    3 hot money moves faster, surely, than central banks – so it could be american hot money or non central bank dealers who triggered a fall if there was one. 4 who upsets the card table ? the guy who is cleaning up ? you must be watching different movies to me. it is the loser who turns nasty.

    i don’t know the detail, but surely if the dollar were going to halve in value, there would be a windfall profit in oil and other stuff denominated in dollars. thus a violent shift from manufacturing (buys commodities) to primary producers of commodities. the holders of other currencies would be sucked in to the commodity spike. now the smart guys move to take their profits – in what ? zlotys again ? how do you take profits if you refuse to buy / hold the dollar ?
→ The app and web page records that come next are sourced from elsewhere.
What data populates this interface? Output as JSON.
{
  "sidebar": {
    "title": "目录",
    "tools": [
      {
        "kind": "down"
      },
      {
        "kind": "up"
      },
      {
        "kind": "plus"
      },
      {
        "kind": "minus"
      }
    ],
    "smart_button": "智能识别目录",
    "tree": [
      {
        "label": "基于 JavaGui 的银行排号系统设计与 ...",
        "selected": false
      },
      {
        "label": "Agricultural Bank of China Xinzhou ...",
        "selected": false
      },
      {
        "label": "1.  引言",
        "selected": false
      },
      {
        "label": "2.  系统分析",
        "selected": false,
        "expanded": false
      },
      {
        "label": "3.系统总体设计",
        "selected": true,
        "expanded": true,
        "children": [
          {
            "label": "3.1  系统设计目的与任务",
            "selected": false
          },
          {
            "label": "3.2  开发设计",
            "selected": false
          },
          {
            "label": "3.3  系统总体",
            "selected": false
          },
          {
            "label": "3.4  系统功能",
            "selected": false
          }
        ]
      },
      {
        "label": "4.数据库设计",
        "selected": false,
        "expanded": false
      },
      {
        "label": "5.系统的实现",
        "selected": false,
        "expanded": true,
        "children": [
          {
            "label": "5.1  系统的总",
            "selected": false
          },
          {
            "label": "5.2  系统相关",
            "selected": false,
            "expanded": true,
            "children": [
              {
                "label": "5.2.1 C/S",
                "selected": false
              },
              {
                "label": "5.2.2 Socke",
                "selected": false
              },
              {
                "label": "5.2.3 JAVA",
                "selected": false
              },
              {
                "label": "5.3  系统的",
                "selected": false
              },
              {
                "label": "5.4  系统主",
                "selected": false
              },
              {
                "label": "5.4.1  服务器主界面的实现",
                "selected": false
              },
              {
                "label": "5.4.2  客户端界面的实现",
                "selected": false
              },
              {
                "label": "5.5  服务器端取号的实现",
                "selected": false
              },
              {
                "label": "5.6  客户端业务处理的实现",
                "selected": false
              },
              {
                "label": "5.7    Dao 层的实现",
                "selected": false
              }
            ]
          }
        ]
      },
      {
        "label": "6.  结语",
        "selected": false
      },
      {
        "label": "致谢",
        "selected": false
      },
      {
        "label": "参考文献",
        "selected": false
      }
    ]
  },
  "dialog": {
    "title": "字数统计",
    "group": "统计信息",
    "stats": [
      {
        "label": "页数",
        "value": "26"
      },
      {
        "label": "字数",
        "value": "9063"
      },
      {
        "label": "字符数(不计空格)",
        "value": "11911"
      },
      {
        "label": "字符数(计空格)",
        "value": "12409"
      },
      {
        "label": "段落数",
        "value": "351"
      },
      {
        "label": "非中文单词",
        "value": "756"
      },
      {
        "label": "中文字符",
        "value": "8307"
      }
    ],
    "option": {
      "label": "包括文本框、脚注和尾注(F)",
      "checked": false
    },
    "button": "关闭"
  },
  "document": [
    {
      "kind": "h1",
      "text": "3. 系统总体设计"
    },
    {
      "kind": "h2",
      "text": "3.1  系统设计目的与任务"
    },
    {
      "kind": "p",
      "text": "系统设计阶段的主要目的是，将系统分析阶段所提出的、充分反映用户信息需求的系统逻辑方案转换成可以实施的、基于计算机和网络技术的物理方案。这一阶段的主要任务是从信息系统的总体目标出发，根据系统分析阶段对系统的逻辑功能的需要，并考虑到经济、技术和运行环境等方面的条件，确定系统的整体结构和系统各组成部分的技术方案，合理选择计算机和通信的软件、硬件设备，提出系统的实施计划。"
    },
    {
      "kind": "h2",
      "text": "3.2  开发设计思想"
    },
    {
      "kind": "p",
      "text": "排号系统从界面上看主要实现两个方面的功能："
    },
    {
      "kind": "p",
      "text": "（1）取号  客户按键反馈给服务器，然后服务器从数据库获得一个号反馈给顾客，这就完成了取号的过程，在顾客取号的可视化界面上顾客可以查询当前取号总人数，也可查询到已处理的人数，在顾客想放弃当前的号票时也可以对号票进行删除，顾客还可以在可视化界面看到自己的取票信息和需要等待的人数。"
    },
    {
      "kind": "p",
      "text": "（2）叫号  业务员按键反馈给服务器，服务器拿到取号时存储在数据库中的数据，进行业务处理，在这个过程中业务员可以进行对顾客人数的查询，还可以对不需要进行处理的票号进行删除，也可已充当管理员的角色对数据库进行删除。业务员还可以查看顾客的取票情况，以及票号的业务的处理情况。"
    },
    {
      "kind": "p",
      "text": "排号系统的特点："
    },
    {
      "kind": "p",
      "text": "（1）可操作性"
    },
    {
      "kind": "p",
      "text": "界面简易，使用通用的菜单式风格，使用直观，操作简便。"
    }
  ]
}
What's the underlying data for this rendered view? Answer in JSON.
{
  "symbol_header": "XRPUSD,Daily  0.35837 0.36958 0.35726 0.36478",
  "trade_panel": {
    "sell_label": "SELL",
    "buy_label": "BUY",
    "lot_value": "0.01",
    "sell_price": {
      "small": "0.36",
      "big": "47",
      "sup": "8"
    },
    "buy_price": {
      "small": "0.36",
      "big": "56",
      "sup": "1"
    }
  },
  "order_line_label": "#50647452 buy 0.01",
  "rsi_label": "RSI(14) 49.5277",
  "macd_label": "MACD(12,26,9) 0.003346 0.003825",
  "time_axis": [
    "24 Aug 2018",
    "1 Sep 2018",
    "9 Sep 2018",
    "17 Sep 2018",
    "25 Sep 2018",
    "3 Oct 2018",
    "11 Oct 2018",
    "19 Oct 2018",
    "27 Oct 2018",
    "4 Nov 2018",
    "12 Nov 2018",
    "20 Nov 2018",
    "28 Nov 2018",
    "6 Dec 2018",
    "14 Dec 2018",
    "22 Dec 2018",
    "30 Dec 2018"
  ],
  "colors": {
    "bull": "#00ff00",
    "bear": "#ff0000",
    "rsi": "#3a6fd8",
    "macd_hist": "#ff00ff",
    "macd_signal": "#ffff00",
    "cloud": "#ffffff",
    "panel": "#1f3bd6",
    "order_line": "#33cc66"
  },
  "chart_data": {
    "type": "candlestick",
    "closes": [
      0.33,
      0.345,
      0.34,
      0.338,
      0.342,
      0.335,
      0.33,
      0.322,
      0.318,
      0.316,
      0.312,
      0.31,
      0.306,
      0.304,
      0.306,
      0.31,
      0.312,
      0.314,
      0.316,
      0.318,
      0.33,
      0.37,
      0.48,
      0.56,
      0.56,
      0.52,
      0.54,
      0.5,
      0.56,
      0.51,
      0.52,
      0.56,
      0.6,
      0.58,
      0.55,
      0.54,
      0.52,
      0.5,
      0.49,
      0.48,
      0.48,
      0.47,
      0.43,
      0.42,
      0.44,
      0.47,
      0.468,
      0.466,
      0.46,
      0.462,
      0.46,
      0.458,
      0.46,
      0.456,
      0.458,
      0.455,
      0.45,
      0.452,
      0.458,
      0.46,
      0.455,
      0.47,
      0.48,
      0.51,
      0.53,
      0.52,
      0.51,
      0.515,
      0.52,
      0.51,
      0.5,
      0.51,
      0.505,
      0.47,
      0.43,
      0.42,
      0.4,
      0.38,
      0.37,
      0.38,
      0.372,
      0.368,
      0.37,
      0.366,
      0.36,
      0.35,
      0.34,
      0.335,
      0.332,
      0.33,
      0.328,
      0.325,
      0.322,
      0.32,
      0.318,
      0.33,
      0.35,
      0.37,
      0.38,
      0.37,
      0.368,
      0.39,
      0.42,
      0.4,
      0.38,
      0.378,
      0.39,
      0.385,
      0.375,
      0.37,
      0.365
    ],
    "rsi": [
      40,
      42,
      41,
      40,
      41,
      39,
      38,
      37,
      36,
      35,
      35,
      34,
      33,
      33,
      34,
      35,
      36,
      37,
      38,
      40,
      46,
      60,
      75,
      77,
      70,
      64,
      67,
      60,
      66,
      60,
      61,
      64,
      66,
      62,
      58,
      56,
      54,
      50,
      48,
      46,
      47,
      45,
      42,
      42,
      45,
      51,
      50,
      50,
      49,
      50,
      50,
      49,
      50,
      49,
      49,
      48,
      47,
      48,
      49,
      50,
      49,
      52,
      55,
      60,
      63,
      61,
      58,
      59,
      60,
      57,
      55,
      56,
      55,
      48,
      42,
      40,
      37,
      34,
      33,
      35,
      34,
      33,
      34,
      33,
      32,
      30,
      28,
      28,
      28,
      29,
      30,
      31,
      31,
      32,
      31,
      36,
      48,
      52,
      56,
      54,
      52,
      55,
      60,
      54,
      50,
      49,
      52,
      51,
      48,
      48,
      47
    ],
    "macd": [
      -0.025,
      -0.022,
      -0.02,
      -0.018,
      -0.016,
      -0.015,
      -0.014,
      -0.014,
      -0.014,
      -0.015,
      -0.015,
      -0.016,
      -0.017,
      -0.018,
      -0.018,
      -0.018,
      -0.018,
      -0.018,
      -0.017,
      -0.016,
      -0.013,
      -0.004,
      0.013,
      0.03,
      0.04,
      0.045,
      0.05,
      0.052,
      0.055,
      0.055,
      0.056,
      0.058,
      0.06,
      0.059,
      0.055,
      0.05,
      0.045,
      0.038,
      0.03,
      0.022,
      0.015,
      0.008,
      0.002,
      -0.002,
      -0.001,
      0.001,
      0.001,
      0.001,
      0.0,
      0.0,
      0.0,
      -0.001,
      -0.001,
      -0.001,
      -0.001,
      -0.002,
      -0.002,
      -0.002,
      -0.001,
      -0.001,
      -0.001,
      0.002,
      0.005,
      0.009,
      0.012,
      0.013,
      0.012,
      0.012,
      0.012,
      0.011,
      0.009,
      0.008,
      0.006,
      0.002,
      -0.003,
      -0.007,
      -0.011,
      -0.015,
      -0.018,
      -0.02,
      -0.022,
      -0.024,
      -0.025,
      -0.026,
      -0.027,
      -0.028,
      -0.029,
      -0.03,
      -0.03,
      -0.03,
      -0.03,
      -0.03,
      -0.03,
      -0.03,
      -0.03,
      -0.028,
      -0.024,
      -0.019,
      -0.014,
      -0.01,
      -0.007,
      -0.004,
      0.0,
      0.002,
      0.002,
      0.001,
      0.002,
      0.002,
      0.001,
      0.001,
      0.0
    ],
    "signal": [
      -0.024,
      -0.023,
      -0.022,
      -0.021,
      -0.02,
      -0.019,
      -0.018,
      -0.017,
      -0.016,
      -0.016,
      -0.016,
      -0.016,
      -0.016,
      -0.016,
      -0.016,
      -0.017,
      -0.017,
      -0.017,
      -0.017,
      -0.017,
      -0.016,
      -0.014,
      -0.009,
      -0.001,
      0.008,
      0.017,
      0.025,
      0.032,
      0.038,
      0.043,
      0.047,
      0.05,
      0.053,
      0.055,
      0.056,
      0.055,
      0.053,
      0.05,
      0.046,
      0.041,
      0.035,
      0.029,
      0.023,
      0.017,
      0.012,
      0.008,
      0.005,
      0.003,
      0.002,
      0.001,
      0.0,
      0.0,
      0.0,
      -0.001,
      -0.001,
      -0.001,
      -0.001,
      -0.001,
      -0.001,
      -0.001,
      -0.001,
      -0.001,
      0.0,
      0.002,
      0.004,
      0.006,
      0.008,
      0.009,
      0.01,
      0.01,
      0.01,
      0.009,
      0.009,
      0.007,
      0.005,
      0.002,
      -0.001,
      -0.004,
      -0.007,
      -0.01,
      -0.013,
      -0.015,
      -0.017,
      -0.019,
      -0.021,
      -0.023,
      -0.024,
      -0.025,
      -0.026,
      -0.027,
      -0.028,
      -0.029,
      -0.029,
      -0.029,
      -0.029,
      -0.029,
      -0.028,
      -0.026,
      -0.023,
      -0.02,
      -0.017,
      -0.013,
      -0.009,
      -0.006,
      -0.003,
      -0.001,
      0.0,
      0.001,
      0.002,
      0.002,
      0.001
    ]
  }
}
    and look – dollar halves – european exporters to america and other dollar holders are decimated. is the euro now going to stay there, up in the sky, with no exports to over half of the world ? i think the dollar fall would be more like an undersea earthquake. people do not die at the bottom of the sea, but on beaches thousands of miles away.

  • Posted by cranagh

    it is clear to me that united states opinion formers fear a financial day of reckoning, and are lining up china as the political fall guy, in case it happens near the mid term elections.

    throughout history kings raised taxes to pay for wars. you got it arseways. your king lowered taxes and launched a war. now he wants to launch another and blame china. he told you that he intended to spend his political capital, and he has done. we watch the same news clips as you do. this is not abstruse economics – it is plain country store-keeper common sense.

    nuclear war in the middle east will cost money. you haven’t got it. you plan to bankrupt the united states and blame china. is that the best policy you can think of ? then you have not even begun to think. your brains are softened by television, drugs, and credit. you see the problem, you discuss the problem, and you sit and watch the problem get bigger. future historians will be baffled.

  • Posted by Charlie

    I don’t see much of an adjustment occuring until a substancial number of the poor in India and China (and other countries with low wages) are employed and force wage pressures up. What’s happening now is there’s a tremendous amount of wealth creation going on and it’s being absorbed by the low rung of society. China and India are all for this because they have a huge number of poor and unemployed that need work. Once the current poor demand and get higher wages, then it’s party over and everything including borrowing costs will soar, but this may not happen for 20 years.